**Problem statement:**
Search the records for the word "多人组合沙发" and report each line that has it.

Data records for software interfaces
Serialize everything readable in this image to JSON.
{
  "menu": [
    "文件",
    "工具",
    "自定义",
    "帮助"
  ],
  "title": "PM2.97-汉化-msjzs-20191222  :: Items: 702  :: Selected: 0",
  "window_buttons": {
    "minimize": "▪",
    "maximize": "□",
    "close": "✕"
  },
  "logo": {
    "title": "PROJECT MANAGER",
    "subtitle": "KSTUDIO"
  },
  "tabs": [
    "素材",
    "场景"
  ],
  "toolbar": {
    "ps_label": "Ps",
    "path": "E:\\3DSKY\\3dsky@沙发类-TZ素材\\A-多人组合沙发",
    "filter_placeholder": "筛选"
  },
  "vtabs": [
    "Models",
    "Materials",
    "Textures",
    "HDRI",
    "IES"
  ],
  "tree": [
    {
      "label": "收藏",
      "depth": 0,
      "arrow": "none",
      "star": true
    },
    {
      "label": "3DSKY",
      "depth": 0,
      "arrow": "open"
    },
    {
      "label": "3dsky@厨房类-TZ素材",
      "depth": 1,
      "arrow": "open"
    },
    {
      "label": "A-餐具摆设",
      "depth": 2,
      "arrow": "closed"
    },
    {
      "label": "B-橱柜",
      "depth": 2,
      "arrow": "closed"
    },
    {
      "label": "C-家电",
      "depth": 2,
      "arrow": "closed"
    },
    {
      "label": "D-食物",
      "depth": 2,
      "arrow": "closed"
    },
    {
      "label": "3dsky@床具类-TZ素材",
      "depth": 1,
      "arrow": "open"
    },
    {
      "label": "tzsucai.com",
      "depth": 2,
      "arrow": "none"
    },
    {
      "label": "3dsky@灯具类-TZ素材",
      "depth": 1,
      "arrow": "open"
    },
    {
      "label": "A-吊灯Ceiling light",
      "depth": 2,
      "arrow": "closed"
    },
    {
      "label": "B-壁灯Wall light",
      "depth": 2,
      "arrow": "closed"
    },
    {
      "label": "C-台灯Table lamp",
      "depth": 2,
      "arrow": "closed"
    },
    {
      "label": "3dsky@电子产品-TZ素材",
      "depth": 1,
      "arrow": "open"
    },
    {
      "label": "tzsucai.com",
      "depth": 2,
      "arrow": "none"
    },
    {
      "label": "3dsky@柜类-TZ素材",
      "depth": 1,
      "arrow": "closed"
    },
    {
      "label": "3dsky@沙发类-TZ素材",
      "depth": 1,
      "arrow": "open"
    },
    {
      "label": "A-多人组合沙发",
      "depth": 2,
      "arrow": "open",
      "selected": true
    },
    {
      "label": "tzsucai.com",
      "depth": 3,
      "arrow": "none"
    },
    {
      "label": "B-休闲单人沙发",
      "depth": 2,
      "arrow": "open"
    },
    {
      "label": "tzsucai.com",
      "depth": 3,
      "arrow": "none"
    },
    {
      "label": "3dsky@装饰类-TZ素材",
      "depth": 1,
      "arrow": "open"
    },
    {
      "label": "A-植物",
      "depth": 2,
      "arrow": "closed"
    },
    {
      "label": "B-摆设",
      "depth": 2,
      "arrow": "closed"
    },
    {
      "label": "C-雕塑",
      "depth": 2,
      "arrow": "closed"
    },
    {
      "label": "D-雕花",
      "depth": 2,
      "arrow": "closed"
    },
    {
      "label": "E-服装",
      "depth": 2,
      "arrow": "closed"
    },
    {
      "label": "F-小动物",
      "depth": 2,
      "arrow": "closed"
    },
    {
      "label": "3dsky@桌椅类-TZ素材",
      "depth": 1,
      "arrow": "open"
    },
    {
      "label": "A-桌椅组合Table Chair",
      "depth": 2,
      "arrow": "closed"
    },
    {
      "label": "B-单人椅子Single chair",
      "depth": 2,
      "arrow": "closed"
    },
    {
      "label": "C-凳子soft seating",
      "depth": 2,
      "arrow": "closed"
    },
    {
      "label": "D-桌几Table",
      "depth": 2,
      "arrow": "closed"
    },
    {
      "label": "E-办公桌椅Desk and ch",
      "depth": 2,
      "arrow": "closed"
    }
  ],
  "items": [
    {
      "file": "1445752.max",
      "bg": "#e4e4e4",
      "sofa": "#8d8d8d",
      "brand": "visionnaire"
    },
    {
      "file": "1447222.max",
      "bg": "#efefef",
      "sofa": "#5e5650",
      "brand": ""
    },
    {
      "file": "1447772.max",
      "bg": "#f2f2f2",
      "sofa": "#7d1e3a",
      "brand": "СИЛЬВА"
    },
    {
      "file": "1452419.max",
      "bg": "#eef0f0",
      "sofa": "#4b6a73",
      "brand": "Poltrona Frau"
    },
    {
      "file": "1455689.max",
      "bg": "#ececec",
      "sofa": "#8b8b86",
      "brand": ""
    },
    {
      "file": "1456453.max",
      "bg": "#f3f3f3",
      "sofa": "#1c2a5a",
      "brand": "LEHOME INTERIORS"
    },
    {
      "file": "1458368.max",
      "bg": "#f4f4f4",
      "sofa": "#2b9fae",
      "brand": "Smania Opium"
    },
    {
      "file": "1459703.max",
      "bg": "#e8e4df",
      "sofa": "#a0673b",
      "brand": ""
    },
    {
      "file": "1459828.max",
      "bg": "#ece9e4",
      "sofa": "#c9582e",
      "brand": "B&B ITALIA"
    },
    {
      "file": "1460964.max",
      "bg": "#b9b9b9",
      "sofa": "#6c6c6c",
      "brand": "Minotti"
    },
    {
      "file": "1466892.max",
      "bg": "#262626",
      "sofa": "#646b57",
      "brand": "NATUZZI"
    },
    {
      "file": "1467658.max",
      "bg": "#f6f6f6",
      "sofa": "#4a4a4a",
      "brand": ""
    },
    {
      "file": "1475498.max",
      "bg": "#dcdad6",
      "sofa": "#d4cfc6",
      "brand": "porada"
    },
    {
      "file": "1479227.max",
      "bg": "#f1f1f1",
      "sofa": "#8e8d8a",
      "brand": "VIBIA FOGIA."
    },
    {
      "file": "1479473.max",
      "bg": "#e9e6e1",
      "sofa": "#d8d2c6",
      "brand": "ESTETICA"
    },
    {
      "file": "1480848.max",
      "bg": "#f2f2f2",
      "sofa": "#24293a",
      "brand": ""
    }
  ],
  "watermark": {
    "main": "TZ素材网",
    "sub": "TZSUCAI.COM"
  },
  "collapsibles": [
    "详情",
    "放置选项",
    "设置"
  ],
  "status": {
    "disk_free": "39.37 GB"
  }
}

**Result below:**
    "path": "E:\\3DSKY\\3dsky@沙发类-TZ素材\\A-多人组合沙发",
      "label": "A-多人组合沙发",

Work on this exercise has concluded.